Following our guest speaker the formal meeting will open with a report from the Chairman, followed by the presentation of annual accounts and elections of officers.  We need to elect Chairman, Secretary, Treasurer and Committee members.
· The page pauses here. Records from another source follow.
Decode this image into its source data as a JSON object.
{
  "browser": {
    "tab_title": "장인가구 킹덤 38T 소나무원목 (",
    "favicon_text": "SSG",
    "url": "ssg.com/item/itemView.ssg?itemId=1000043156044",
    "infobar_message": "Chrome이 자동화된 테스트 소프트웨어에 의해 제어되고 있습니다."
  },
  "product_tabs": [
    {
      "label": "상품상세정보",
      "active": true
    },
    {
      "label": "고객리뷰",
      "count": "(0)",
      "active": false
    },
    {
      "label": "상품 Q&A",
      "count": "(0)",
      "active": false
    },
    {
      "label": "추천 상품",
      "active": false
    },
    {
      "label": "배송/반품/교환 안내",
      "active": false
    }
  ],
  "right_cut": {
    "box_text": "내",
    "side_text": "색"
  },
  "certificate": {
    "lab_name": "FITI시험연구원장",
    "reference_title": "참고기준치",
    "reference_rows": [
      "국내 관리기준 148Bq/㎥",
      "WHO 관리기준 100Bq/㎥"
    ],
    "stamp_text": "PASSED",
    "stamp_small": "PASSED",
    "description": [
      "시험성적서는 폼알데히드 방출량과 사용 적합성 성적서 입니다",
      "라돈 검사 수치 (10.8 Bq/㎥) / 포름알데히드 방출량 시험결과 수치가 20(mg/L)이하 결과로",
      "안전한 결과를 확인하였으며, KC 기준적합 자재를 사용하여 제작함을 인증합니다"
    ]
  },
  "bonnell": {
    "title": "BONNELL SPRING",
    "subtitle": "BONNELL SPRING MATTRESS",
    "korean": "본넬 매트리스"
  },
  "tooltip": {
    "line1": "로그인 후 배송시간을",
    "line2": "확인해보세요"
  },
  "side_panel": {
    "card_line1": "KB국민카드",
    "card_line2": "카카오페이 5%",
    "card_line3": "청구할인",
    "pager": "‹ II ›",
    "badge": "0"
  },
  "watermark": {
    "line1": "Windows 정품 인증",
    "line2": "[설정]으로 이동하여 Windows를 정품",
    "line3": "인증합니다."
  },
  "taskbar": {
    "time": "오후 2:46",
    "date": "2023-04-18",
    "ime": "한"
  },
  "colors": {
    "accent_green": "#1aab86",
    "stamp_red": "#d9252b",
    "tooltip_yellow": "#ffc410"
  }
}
All serving Officers and Committee members are offering themselves for re-election.

The Committee are also proposing a number of resolutions concerning the area served by the Association, changes to membership categories and a modest increase in subscriptions.

Resolution 1: Amend Clause 1 of the Constitution - delete “for the High Barnet and Underhill Wards (formerly Hadley and Arkley Wards)”.

Resolution 2: Amend clause 2 of the Constitution - delete “of the High Barnet and Underhill Wards of the London Borough of Barnet (“The Designated Area”),” and substitute “in High Barnet and the surrounding area”.

These two resolutions are proposed as a consequence of ward changes that will come into effect in May 2022.  The eastern portion of High Barnet ward and the northern half of Oakleigh ward will be merged to form a new ward called Barnet Vale.  The Committee proposes that rather than adjust the constitution to fit the new wards we cease to define our operational area by rigid ward boundaries and instead adopt a more flexible approach, whilst identifying High Barnet as the focal point of our activities.

Resolution 3: Amend Clause 6 of the Constitution - delete “Individual” and insert “Household”, delete “the designated area” and insert “High Barnet town centre or the surrounding area”. 

We currently operate three forms of membership – Individual charging £4, a family concession charging £6, and Corporate charging £6.  But the cost of servicing all addresses is exactly the same.  To simplify matters and to reflect the reality of servicing costs, the Committee proposes that in future a single form of membership irrespective of how many people are in a household should apply.  Corporate membership will be retained.

Resolution 4:  Delete Clause 7 of the Constitution.

A consequence of abandoning a designated area as proposed by Resolutions 1 and 2, any member will be able to vote at General Meetings irrespective of where they live.

Resolution 5:  The Committee proposes that for all new members the annual subscription shall be £7 from 1 August 2021. 

Resolution 6: For existing members paying £6 the subscription shall be increased to £7 on first renewal after 30 September 2021.

Resolution 7:  Existing members paying £4 will be allowed a concessionary rate with the subscription increased to £5 on first renewal after 30 September 2021.

Resolutions 5,6 and 7 propose to increase subscription rates.  We have not increased subscriptions since 2011, whilst printing and postage costs have continued to rise, so we are also proposing that the subscription should be increased.  For new members joining from 1st August the subscription will be £7 for all households.  For existing family members £7 will apply on first renewal after 30 September.  For existing individual members currently paying £4 the concessionary subscription of £5 will apply on first renewal after 30 September.  Thus the increase for all existing members will be £1.

The Constitution can be viewed on our website.

Following the completion of formal business there should be time for members to raise any other matters.

We aim to close the meeting by 9.30pm.